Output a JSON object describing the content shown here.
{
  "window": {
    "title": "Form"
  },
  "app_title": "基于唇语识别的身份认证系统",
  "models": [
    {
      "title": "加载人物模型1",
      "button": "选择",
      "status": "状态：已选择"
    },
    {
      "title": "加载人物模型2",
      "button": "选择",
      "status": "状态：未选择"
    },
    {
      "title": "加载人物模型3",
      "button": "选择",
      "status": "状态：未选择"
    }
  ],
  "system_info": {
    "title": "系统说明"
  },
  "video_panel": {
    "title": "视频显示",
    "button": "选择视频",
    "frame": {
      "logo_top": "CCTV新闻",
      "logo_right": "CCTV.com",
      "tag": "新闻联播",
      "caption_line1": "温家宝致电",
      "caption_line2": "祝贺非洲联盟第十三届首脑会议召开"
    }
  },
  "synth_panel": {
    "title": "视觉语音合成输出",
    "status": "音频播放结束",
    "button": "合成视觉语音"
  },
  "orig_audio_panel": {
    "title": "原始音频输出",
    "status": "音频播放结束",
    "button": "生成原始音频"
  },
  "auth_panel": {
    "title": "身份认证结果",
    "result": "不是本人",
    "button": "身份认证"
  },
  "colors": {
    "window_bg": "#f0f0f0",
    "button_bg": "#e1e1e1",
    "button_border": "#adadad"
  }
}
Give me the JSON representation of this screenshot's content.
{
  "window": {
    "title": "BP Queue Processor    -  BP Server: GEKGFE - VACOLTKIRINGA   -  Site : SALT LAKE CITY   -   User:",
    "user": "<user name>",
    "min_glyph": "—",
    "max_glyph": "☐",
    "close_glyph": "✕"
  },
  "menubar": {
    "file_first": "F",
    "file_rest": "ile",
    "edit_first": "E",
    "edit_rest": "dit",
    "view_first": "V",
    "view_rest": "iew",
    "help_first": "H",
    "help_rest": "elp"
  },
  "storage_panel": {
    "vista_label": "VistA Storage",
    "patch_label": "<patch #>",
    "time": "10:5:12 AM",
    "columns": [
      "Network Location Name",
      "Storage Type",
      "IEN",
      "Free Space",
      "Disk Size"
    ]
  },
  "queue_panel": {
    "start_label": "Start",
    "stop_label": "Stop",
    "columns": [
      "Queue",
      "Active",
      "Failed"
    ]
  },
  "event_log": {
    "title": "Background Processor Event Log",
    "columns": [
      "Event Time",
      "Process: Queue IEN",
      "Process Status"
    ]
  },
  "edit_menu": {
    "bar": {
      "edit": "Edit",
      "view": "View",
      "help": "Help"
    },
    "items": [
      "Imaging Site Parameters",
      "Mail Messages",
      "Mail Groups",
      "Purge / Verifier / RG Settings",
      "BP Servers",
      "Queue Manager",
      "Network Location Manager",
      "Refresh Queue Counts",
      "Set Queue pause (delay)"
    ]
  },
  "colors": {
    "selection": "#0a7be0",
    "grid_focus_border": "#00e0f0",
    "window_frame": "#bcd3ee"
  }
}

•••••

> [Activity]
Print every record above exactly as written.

> [Response below]
Output a JSON object describing the content shown here.
{
  "window": {
    "title": "Form"
  },
  "app_title": "基于唇语识别的身份认证系统",
  "models": [
    {
      "title": "加载人物模型1",
      "button": "选择",
      "status": "状态：已选择"
    },
    {
      "title": "加载人物模型2",
      "button": "选择",
      "status": "状态：未选择"
    },
    {
      "title": "加载人物模型3",
      "button": "选择",
      "status": "状态：未选择"
    }
  ],
  "system_info": {
    "title": "系统说明"
  },
  "video_panel": {
    "title": "视频显示",
    "button": "选择视频",
    "frame": {
      "logo_top": "CCTV新闻",
      "logo_right": "CCTV.com",
      "tag": "新闻联播",
      "caption_line1": "温家宝致电",
      "caption_line2": "祝贺非洲联盟第十三届首脑会议召开"
    }
  },
  "synth_panel": {
    "title": "视觉语音合成输出",
    "status": "音频播放结束",
    "button": "合成视觉语音"
  },
  "orig_audio_panel": {
    "title": "原始音频输出",
    "status": "音频播放结束",
    "button": "生成原始音频"
  },
  "auth_panel": {
    "title": "身份认证结果",
    "result": "不是本人",
    "button": "身份认证"
  },
  "colors": {
    "window_bg": "#f0f0f0",
    "button_bg": "#e1e1e1",
    "button_border": "#adadad"
  }
}
Give me the JSON representation of this screenshot's content.
{
  "window": {
    "title": "BP Queue Processor    -  BP Server: GEKGFE - VACOLTKIRINGA   -  Site : SALT LAKE CITY   -   User:",
    "user": "<user name>",
    "min_glyph": "—",
    "max_glyph": "☐",
    "close_glyph": "✕"
  },
  "menubar": {
    "file_first": "F",
    "file_rest": "ile",
    "edit_first": "E",
    "edit_rest": "dit",
    "view_first": "V",
    "view_rest": "iew",
    "help_first": "H",
    "help_rest": "elp"
  },
  "storage_panel": {
    "vista_label": "VistA Storage",
    "patch_label": "<patch #>",
    "time": "10:5:12 AM",
    "columns": [
      "Network Location Name",
      "Storage Type",
      "IEN",
      "Free Space",
      "Disk Size"
    ]
  },
  "queue_panel": {
    "start_label": "Start",
    "stop_label": "Stop",
    "columns": [
      "Queue",
      "Active",
      "Failed"
    ]
  },
  "event_log": {
    "title": "Background Processor Event Log",
    "columns": [
      "Event Time",
      "Process: Queue IEN",
      "Process Status"
    ]
  },
  "edit_menu": {
    "bar": {
      "edit": "Edit",
      "view": "View",
      "help": "Help"
    },
    "items": [
      "Imaging Site Parameters",
      "Mail Messages",
      "Mail Groups",
      "Purge / Verifier / RG Settings",
      "BP Servers",
      "Queue Manager",
      "Network Location Manager",
      "Refresh Queue Counts",
      "Set Queue pause (delay)"
    ]
  },
  "colors": {
    "selection": "#0a7be0",
    "grid_focus_border": "#00e0f0",
    "window_frame": "#bcd3ee"
  }
}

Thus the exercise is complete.